On the last day, I thought about the last night, about what I should have seen, what we should have done within the range of a sixty-watt bulb.
On the last day, I walked past Sara toward the stairwell of our basement, once carpeted planks of cedar, now a single column of light pouring through a basement door. I stared at the purity of the beam. It illuminated, washed out its surroundings with its brightness. The light struck against the floor, shining onto the dirt of the Earth, not through the core, not out the other side, not yet. I thought about whether or not there would be night, about how long until the glare came through the rock, how long it would matter, how long until it went straight through to the other side, until there was nothing to stop it, until there was no night.
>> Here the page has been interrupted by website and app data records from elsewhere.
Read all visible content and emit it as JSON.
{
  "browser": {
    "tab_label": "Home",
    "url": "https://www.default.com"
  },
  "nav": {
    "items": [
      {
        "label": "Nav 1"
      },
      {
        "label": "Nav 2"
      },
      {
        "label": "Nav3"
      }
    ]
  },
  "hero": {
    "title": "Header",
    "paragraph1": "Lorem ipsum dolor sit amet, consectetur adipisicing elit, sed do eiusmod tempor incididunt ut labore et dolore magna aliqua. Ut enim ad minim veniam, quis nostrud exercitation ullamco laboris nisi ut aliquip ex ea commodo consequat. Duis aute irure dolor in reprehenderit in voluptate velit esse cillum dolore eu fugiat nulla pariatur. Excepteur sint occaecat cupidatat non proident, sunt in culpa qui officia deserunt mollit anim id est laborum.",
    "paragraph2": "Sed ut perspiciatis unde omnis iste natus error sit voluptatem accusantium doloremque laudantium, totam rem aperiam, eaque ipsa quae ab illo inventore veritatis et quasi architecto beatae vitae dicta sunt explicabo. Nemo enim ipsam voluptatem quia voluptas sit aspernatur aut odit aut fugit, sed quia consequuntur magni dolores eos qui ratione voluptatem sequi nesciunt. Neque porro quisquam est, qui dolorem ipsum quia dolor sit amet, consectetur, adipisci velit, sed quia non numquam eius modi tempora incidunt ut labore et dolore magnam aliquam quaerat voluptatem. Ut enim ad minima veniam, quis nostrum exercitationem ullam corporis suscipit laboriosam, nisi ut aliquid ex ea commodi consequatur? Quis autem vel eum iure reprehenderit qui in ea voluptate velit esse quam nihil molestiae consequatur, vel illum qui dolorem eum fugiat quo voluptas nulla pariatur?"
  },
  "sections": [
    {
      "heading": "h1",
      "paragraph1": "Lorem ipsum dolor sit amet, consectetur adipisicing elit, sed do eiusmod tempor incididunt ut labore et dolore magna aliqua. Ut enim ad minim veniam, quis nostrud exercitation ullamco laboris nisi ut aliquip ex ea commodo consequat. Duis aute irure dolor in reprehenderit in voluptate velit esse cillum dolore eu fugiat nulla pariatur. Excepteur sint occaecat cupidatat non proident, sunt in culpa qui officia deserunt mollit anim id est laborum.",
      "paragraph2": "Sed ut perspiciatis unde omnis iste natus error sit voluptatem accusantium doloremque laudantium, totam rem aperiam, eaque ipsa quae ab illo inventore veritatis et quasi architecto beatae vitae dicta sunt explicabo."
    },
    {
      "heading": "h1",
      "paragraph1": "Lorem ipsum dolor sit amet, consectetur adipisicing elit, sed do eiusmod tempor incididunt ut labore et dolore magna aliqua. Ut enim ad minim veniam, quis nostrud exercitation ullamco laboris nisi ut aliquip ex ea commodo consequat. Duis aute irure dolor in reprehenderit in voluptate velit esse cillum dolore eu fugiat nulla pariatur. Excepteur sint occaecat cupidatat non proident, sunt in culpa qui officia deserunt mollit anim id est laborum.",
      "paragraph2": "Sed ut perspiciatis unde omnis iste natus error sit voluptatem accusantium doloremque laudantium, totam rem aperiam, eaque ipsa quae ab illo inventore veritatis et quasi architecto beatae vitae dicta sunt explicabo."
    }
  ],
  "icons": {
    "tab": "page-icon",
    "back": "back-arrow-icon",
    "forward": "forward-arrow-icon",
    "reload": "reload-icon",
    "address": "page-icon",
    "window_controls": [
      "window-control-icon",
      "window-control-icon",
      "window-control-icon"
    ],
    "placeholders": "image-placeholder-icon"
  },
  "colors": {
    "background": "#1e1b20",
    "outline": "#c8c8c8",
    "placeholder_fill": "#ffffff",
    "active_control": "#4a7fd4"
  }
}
I walked into the brightness, stepped into the glare where the Sun lived, where it white-washed everything with its true beams. I turned and saw Sara standing beneath the stone mortar of our kitchen floor. I watched her in the dark there, watched the streams of concentrated light begin to poke through over her blonde head. Her freckles now dots of light sprinkled over her, through her, gone. The sunlight went through the stone above her, penetrating. I stood in it, called over to her.
“Is it coming through me?” I asked.
After that, we stopped counting. After that we stopped caring—we quit thinking about the days or what we saw. When the Sun came through, it came through us. It took days; it took color; it took the night. It was so bright; Sara cried somewhere.
Christopher David DiCicco loves his wife and children—not writing minimalist stories. But he does. Work in Superstition Review, Litro Magazine, WhiskeyPaper, Bartleby Snopes, and other fine publications. Visit www.cddicicco.com for more story pubs.